> **Exercise data**
--- START ---
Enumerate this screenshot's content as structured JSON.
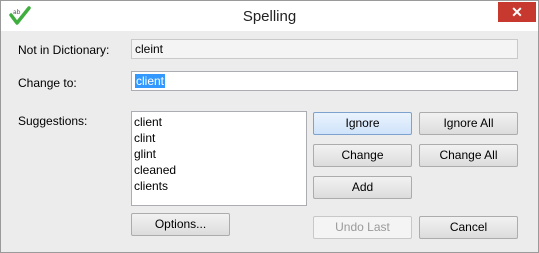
{
  "window": {
    "title": "Spelling",
    "close_glyph": "✕",
    "app_icon": "spellcheck-icon"
  },
  "not_in_dictionary": {
    "label": "Not in Dictionary:",
    "value": "cleint"
  },
  "change_to": {
    "label": "Change to:",
    "value": "client"
  },
  "suggestions": {
    "label": "Suggestions:",
    "items": [
      "client",
      "clint",
      "glint",
      "cleaned",
      "clients"
    ]
  },
  "buttons": {
    "ignore": "Ignore",
    "ignore_all": "Ignore All",
    "change": "Change",
    "change_all": "Change All",
    "add": "Add",
    "undo_last": "Undo Last",
    "cancel": "Cancel",
    "options": "Options..."
  },
  "colors": {
    "accent": "#3399ff",
    "close": "#c7392f",
    "icon_green": "#3fae3f"
  }
}
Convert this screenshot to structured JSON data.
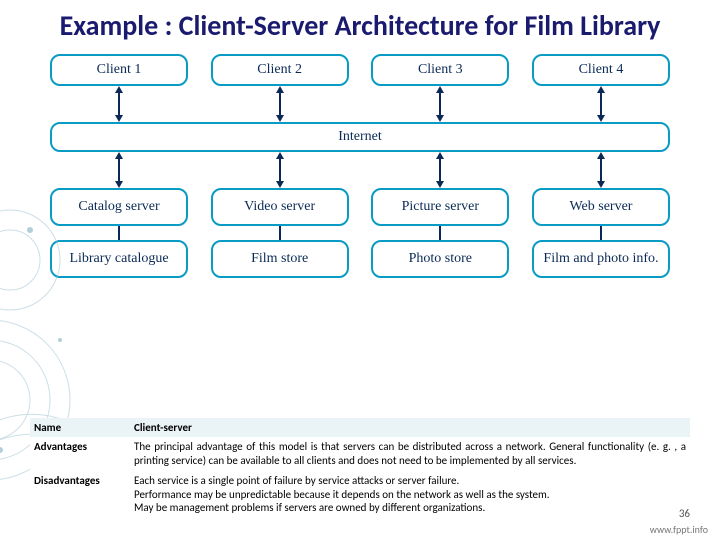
{
  "title": "Example : Client-Server Architecture for Film Library",
  "clients": [
    "Client 1",
    "Client 2",
    "Client 3",
    "Client 4"
  ],
  "internet": "Internet",
  "servers": [
    "Catalog server",
    "Video server",
    "Picture server",
    "Web server"
  ],
  "stores": [
    "Library catalogue",
    "Film store",
    "Photo store",
    "Film and photo info."
  ],
  "table": {
    "rows": [
      {
        "label": "Name",
        "value": "Client-server",
        "bold": true
      },
      {
        "label": "Advantages",
        "value": "The principal advantage of this model is that servers can be distributed across a network. General functionality (e. g. , a printing service) can be available to all clients and does not need to be implemented by all services."
      },
      {
        "label": "Disadvantages",
        "value": "Each service is a single point of failure by service attacks or server failure.\nPerformance may be unpredictable because it depends on the network as well as the system.\nMay be management problems if servers are owned by different organizations."
      }
    ]
  },
  "page_number": "36",
  "footer_link": "www.fppt.info"
}
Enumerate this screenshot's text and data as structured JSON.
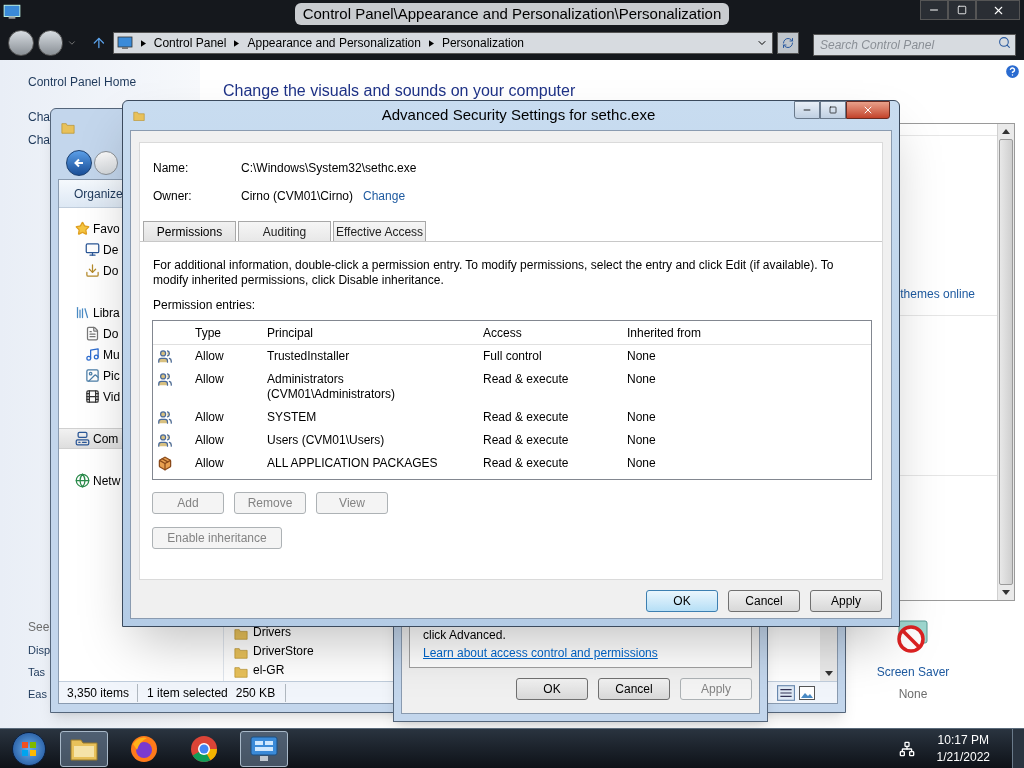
{
  "control_panel": {
    "title": "Control Panel\\Appearance and Personalization\\Personalization",
    "breadcrumbs": [
      "Control Panel",
      "Appearance and Personalization",
      "Personalization"
    ],
    "search": {
      "placeholder": "Search Control Panel"
    },
    "sidebar": {
      "items": [
        "Control Panel Home",
        "Cha",
        "Cha"
      ],
      "see_also": "See",
      "see_also_items": [
        "Disp",
        "Tas",
        "Eas"
      ]
    },
    "heading": "Change the visuals and sounds on your computer",
    "themes_link": "themes online",
    "screen_saver": {
      "label": "Screen Saver",
      "value": "None"
    }
  },
  "explorer": {
    "toolbar": "Organize",
    "nav": [
      {
        "label": "Favo",
        "kind": "star",
        "selected": false,
        "children": [
          {
            "label": "De",
            "kind": "desktop",
            "selected": false
          },
          {
            "label": "Do",
            "kind": "downloads",
            "selected": false
          }
        ]
      },
      {
        "label": "Libra",
        "kind": "library",
        "selected": false,
        "children": [
          {
            "label": "Do",
            "kind": "document",
            "selected": false
          },
          {
            "label": "Mu",
            "kind": "music",
            "selected": false
          },
          {
            "label": "Pic",
            "kind": "picture",
            "selected": false
          },
          {
            "label": "Vid",
            "kind": "video",
            "selected": false
          }
        ]
      },
      {
        "label": "Com",
        "kind": "computer",
        "selected": true
      },
      {
        "label": "Netw",
        "kind": "network",
        "selected": false
      }
    ],
    "files": [
      "Drivers",
      "DriverStore",
      "el-GR"
    ],
    "status": {
      "count": "3,350 items",
      "selection": "1 item selected",
      "size": "250 KB"
    }
  },
  "properties_dialog": {
    "text": "click Advanced.",
    "link": "Learn about access control and permissions",
    "buttons": [
      {
        "label": "OK",
        "disabled": false
      },
      {
        "label": "Cancel",
        "disabled": false
      },
      {
        "label": "Apply",
        "disabled": true
      }
    ]
  },
  "security_dialog": {
    "title": "Advanced Security Settings for sethc.exe",
    "name_label": "Name:",
    "name": "C:\\Windows\\System32\\sethc.exe",
    "owner_label": "Owner:",
    "owner": "Cirno (CVM01\\Cirno)",
    "change_link": "Change",
    "tabs": [
      {
        "label": "Permissions",
        "selected": true
      },
      {
        "label": "Auditing",
        "selected": false
      },
      {
        "label": "Effective Access",
        "selected": false
      }
    ],
    "info": "For additional information, double-click a permission entry. To modify permissions, select the entry and click Edit (if available). To modify inherited permissions, click Disable inheritance.",
    "entries_label": "Permission entries:",
    "columns": [
      "Type",
      "Principal",
      "Access",
      "Inherited from"
    ],
    "rows": [
      {
        "kind": "group",
        "type": "Allow",
        "principal": "TrustedInstaller",
        "access": "Full control",
        "inherited": "None"
      },
      {
        "kind": "group",
        "type": "Allow",
        "principal": "Administrators (CVM01\\Administrators)",
        "access": "Read & execute",
        "inherited": "None"
      },
      {
        "kind": "group",
        "type": "Allow",
        "principal": "SYSTEM",
        "access": "Read & execute",
        "inherited": "None"
      },
      {
        "kind": "group",
        "type": "Allow",
        "principal": "Users (CVM01\\Users)",
        "access": "Read & execute",
        "inherited": "None"
      },
      {
        "kind": "package",
        "type": "Allow",
        "principal": "ALL APPLICATION PACKAGES",
        "access": "Read & execute",
        "inherited": "None"
      }
    ],
    "entry_buttons": [
      {
        "label": "Add",
        "disabled": true
      },
      {
        "label": "Remove",
        "disabled": true
      },
      {
        "label": "View",
        "disabled": true
      }
    ],
    "inheritance_button": {
      "label": "Enable inheritance",
      "disabled": true
    },
    "buttons": [
      {
        "label": "OK",
        "default": true
      },
      {
        "label": "Cancel",
        "default": false
      },
      {
        "label": "Apply",
        "default": false
      }
    ]
  },
  "taskbar": {
    "apps": [
      {
        "kind": "explorer",
        "active": true
      },
      {
        "kind": "firefox",
        "active": false
      },
      {
        "kind": "chrome",
        "active": false
      },
      {
        "kind": "control-panel",
        "active": true
      }
    ],
    "time": "10:17 PM",
    "date": "1/21/2022"
  }
}
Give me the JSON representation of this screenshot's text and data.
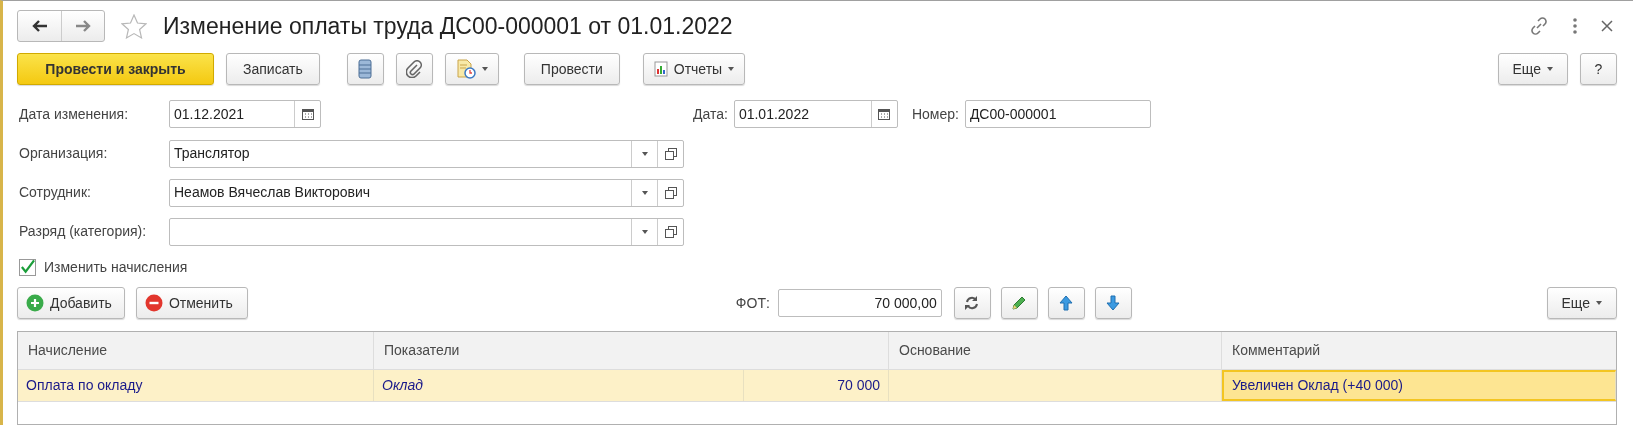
{
  "window": {
    "title": "Изменение оплаты труда ДС00-000001 от 01.01.2022",
    "favorite": false
  },
  "toolbar": {
    "buttons": [
      {
        "kind": "primary",
        "label": "Провести и закрыть"
      },
      {
        "kind": "text",
        "label": "Записать"
      },
      {
        "kind": "icon"
      },
      {
        "kind": "icon"
      },
      {
        "kind": "icon-menu"
      },
      {
        "kind": "text",
        "label": "Провести"
      },
      {
        "kind": "icon-text-menu",
        "label": "Отчеты"
      }
    ],
    "more": "Еще",
    "help": "?"
  },
  "header_fields": {
    "change_date": {
      "label": "Дата изменения:",
      "value": "01.12.2021"
    },
    "date": {
      "label": "Дата:",
      "value": "01.01.2022"
    },
    "number": {
      "label": "Номер:",
      "value": "ДС00-000001"
    }
  },
  "fields": [
    {
      "label": "Организация:",
      "value": "Транслятор"
    },
    {
      "label": "Сотрудник:",
      "value": "Неамов Вячеслав Викторович"
    },
    {
      "label": "Разряд (категория):"
    }
  ],
  "change_accruals": {
    "label": "Изменить начисления",
    "checked": true
  },
  "table_toolbar": {
    "add": "Добавить",
    "cancel": "Отменить",
    "fot_label": "ФОТ:",
    "fot_value": "70 000,00",
    "more": "Еще"
  },
  "table": {
    "columns": [
      "Начисление",
      "Показатели",
      "Основание",
      "Комментарий"
    ],
    "rows": [
      {
        "accrual": "Оплата по окладу",
        "indicator": "Оклад",
        "indicator_value": "70 000",
        "comment": "Увеличен Оклад (+40 000)",
        "selected": true
      }
    ]
  }
}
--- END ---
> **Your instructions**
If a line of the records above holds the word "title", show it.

> **Answer to the problem**
    "title": "Spelling",
  "title": "Example : Client-Server Architecture for Film Library",
    "title": "Control Panel\\Appearance and Personalization\\Personalization",
    "title": "Advanced Security Settings for sethc.exe",
    "title": "Изменение оплаты труда ДС00-000001 от 01.01.2022",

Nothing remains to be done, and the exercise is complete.